The scene opens on the exterior of an Arlington church. It’s a late-summer afternoon and a big group hug of humidity embraces the area in the fading sunlight. After a few seconds, the camera slowly zooms in and we dissolve to the church auditorium, where a gathering of people focus on the words of Gale Nemec.
Nemec regularly goes through several “wardrobe changes” in her career: children’s book author; producer of “The Bea & The Bug,” an interactive multimedia theatrical show about American history; teacher and actor. It’s those last two that are “on stage” this night in Arlington as Nemec is once again teaching a class on “Acting in Film & TV as an Extra.”
A key to becoming a solid background actor?
“Be professional,” Nemec said. And that holds true even if one is doing the gig for free. “This is a job,” said Nemec, “and you are there to work, be on time, wait, listen and follow directions.”
A few real no-no’s that Nemec, “40-plus” age-wise in Hollywood casting-speak, sees far too often from extras on a set include: people complaining, talking to other actors, taking pictures and telling the crew what to do.
The Alexandria resident has taught the “extra” class since 2003, and she speaks from her time as a background actor in the critically acclaimed TV shows “Homicide,” “The Wire” and “The West Wing,” as well as the movies “Contact,” “National Treasure 1,” and the soon-to-be released Clint Eastwood-directed flick “J. Edgar.”
“The goal of a background actor is not to be ‘seen,’” said Nemec, who’ll teach her next class at Vienna’s University of North America on Oct. 12, “but to enhance a scene.”
Whether someone works on a small or big production, the extra experience gives people an opportunity to learn firsthand about how movies and TV shows are made, network with others, and, at times, make some money.

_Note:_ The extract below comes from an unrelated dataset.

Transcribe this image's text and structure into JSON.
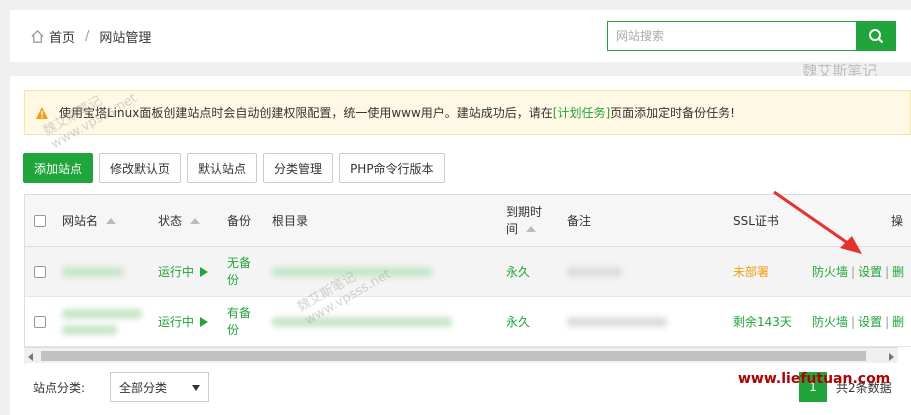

Extra day rates vary in the Washington, D.C., area, and much of that depends on a production’s budget, but a nonunion extra’s pay generally ranges from zero to $100. For union types it is around $135 for eight hours.

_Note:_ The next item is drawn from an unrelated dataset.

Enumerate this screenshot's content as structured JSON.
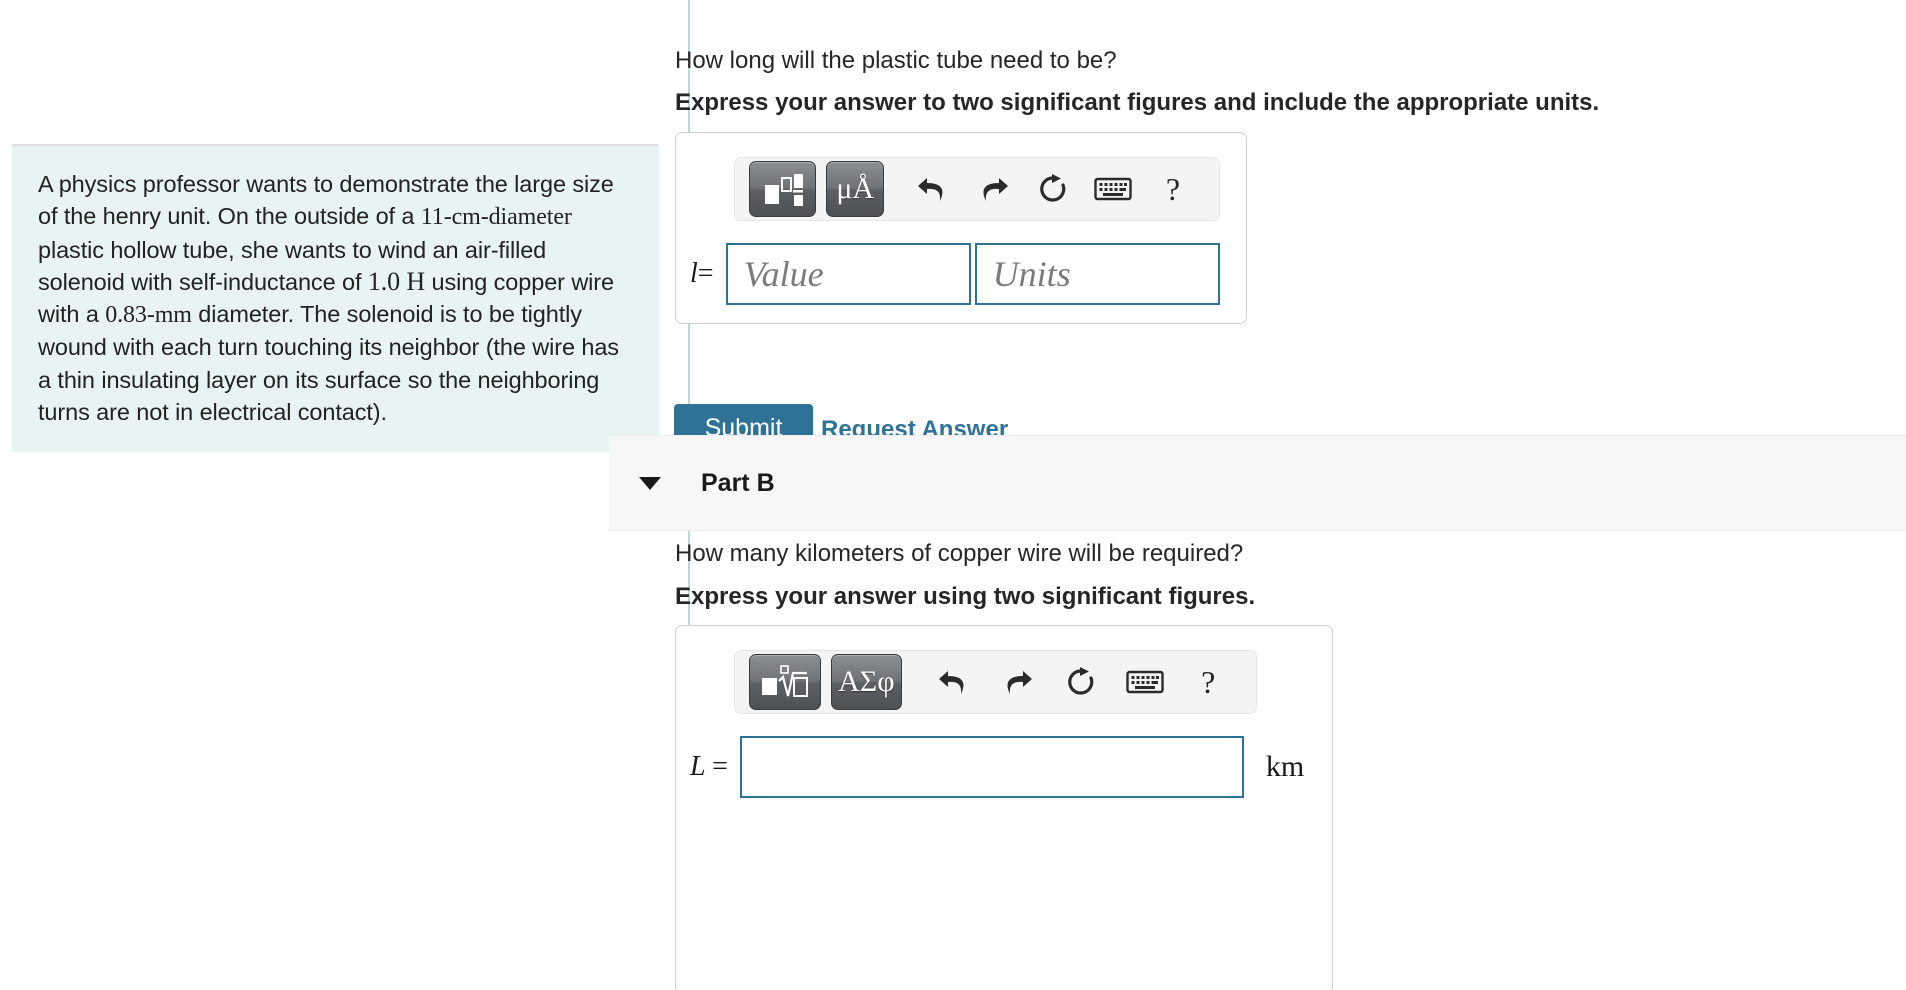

Jimmy Sanabria, director of student activities at Centreville High School, took Nemec’s summer class to do something out of the ordinary and to discover more about acting. The course aced both for Sanabria. “I learned a lot in the class: Be ready for a long day, pay attention to what is happening on set, have some fun, but always be professional.”

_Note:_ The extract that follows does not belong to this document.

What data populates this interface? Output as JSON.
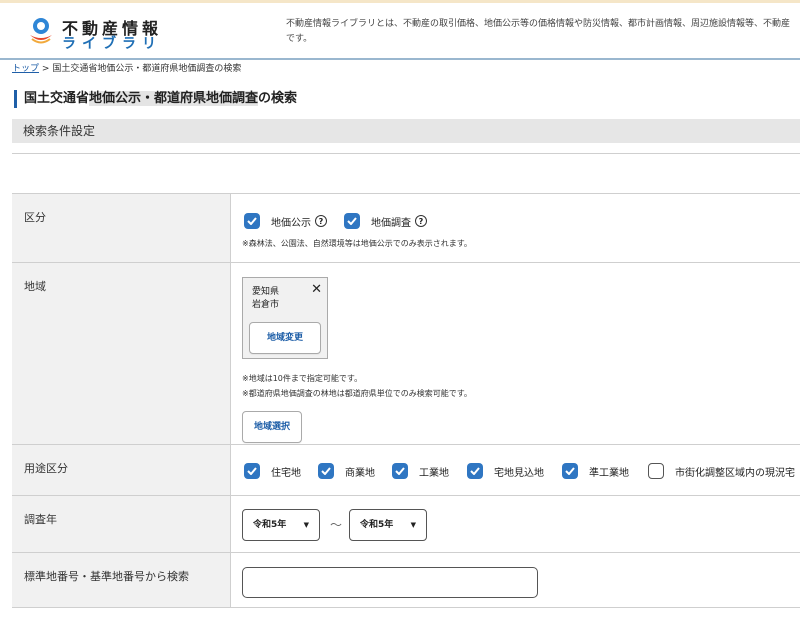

Sanabria has acted in small local productions before, but looks to do more on-camera work. “It depends on the opportunity,” he said.
McLean’s Kristen Hansen, meanwhile, developed a “much better appreciation for filmmaking” through Nemec’s class.
“It is not easy being an extra,” said Hansen, who does public relations work for nonprofit companies. “A lot about being an extra is not being noticed,” she said.
Hansen said Nemec’s class was helpful.
“Gale is a great teacher. She made it fun and she made me laugh when she re-enacted what not to do,” as in over-gesturing, unless directed to do so.
“The class is well-structured,” said Helga Kelter of Alexandria, another summer class attendee. As extras, Kelter said, “We are wallpaper, or the pictures on the wallpaper.” One of the biggest surprises for Kelter and others in the class was that extras generally don’t speak when the cameras are rolling. “I never thought about it before,” said the retired mediator, “but it makes perfect sense.”
And not only is “silence” a significant word of the trade for extras, it is more difficult than it sounds to try and act out a scene where you are supposed to pretend you are speaking with people, but many of the natural give-and-take parts of normal in-person conversation are not present. To compensate, one tends to over-gesture and nod a great deal. “You shouldn’t overact,” Kelter said.
Richard Fiske took the class in 2007. Since then, the Alexandria resident has appeared in two Hollywood flicks as an extra (“Body of Lies” and “My One and Only”). Fiske, a full-time lawyer, also has appeared in local stage productions.
“I took the class to do something fun and different,” Fiske said. “It was absolutely worthwhile. The class allowed me to understand the vocabulary, who is who, procedures and what is expected of me,” he said. “When I went on set there were no surprises.”
Fiske noted that Nemec’s course also gave him confidence for auditions. “This is not a lark; it’s a job, a professional way,” he said.
And, as Nemec noted, “Any job doing is worth doing well, as it’s supposed to be done — that’s why I teach the class and do the work.”
Casting agent Terry Jones, owner of TJ Talent in Falls Church, said Nemec’s class is a “must-see.” “It is a great way for people to get experience and learn the ropes.” Jones added that local thespians of all levels could benefit from joining the Actors’ Center in Washington. “The Actors’ Center is an excellent organization for networking, audition information, I highly recommend it.”
Perhaps one of Nemec’s students summed it up best when he said, “The class gives a whole new meaning to the direction, ‘Quiet on the set!’” You can say that again — or at least mouth the words.